Archive for posterior mean

linearity, reversed

Posted in Books, Kids with tags , , , , , on September 19, 2020 by xi'an

While answering a question on X validated on the posterior mean being a weighted sum of the prior mean and of the maximum likelihood estimator, when the weights do not depend on the data, which is true in conjugate natural exponential family settings, I re-read this wonderful 1979 paper of Diaconis & Ylvisaker establishing the converse, namely that when the linear combination holds, the prior need be conjugate! This holds within exponential families, but I cannot think of a reasonable case outside exponential families where the linearity holds (again with constant weights, as otherwise it always holds in dimension one, albeit with weights possibly outside [0,1]).

MAP or mean?!

Posted in Statistics, Travel, University life with tags , , , on March 5, 2014 by xi'an

“A frequent matter of debate in Bayesian inversion is the question, which of the two principle point-estimators, the maximum-a-posteriori (MAP) or the conditional mean (CM) estimate is to be preferred.”

An interesting topic for this arXived paper by Burger and Lucka that I (also) read in the plane to Montréal, even though I do not share the concern that we should pick between those two estimators (only or at all), since what matters is the posterior distribution and the use one makes of it. I thus disagree there is any kind of a “debate concerning the choice of point estimates”. If Bayesian inference reduces to producing a point estimate, this is a regularisation technique and the Bayesian interpretation is both incidental and superfluous.

Maybe the most interesting result in the paper is that the MAP is expressed as a proper Bayes estimator! I was under the opposite impression, mostly because the folklore (and even The Bayesian Core)  have it that it corresponds to a 0-1 loss function does not hold for continuous parameter spaces and also because it seems to conflict with the results of Druihlet and Marin (BA, 2007), who point out that the MAP ultimately depends on the choice of the dominating measure. (Even though the Lebesgue measure is implicitly chosen as the default.) The authors of this arXived paper start with a distance based on the prior; called the Bregman distance. Which may be the quadratic or the entropy distance depending on the prior. Defining a loss function that is a mix of this Bregman distance and of the quadratic distance

||K(\hat u-u)||^2+2D_\pi(\hat u,u)

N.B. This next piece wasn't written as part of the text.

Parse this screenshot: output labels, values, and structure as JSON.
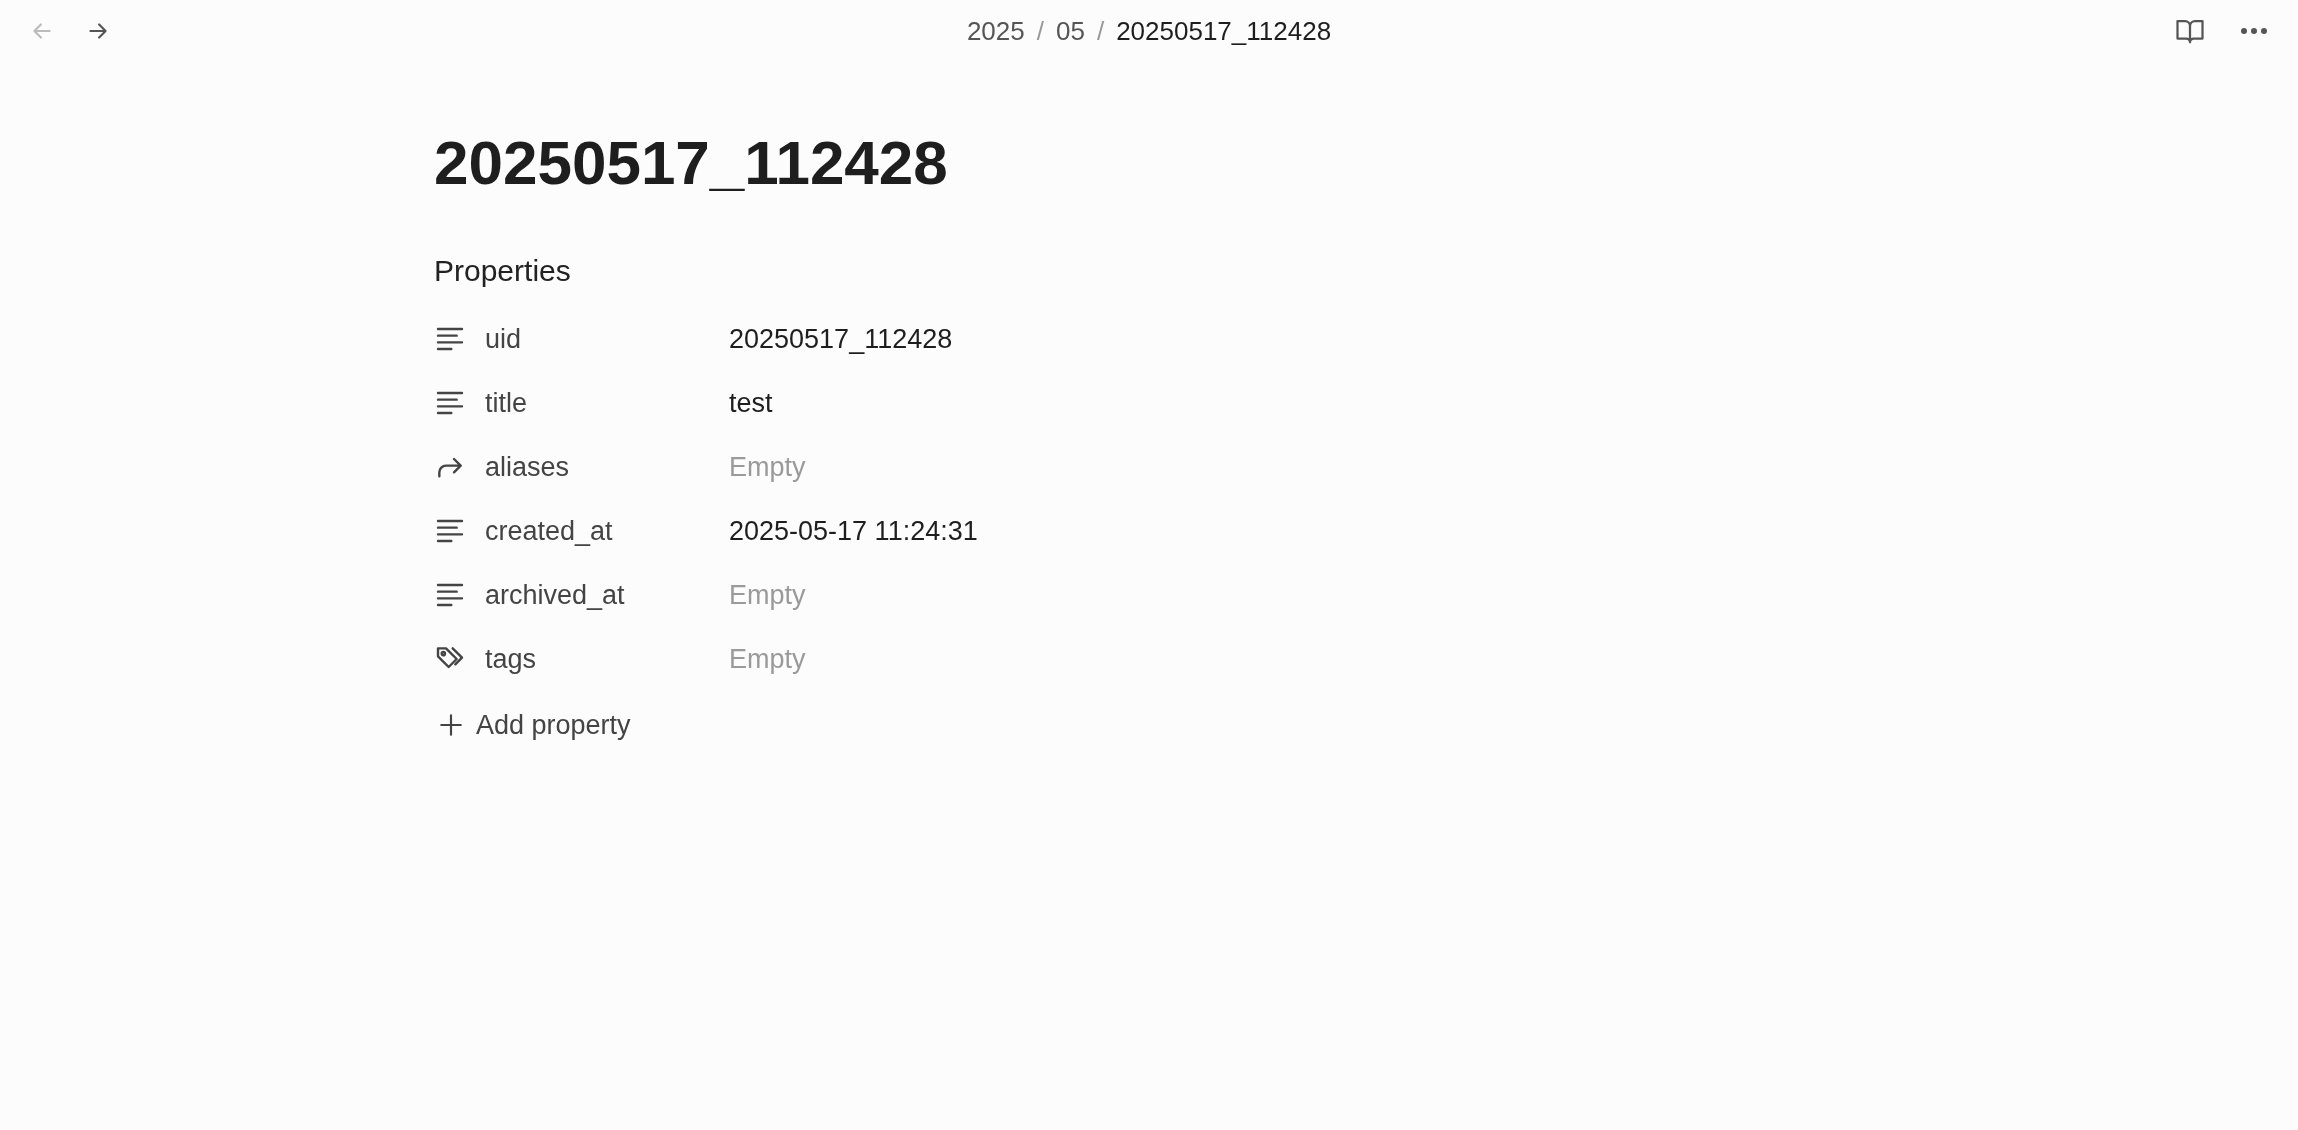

produces the MAP as the Bayes estimator. So where did the dominating measure go? In fact, nowhere: both the loss function and the resulting estimator are clearly dependent on the choice of the dominating measure… (The loss depends on the prior but this is not a drawback per se!)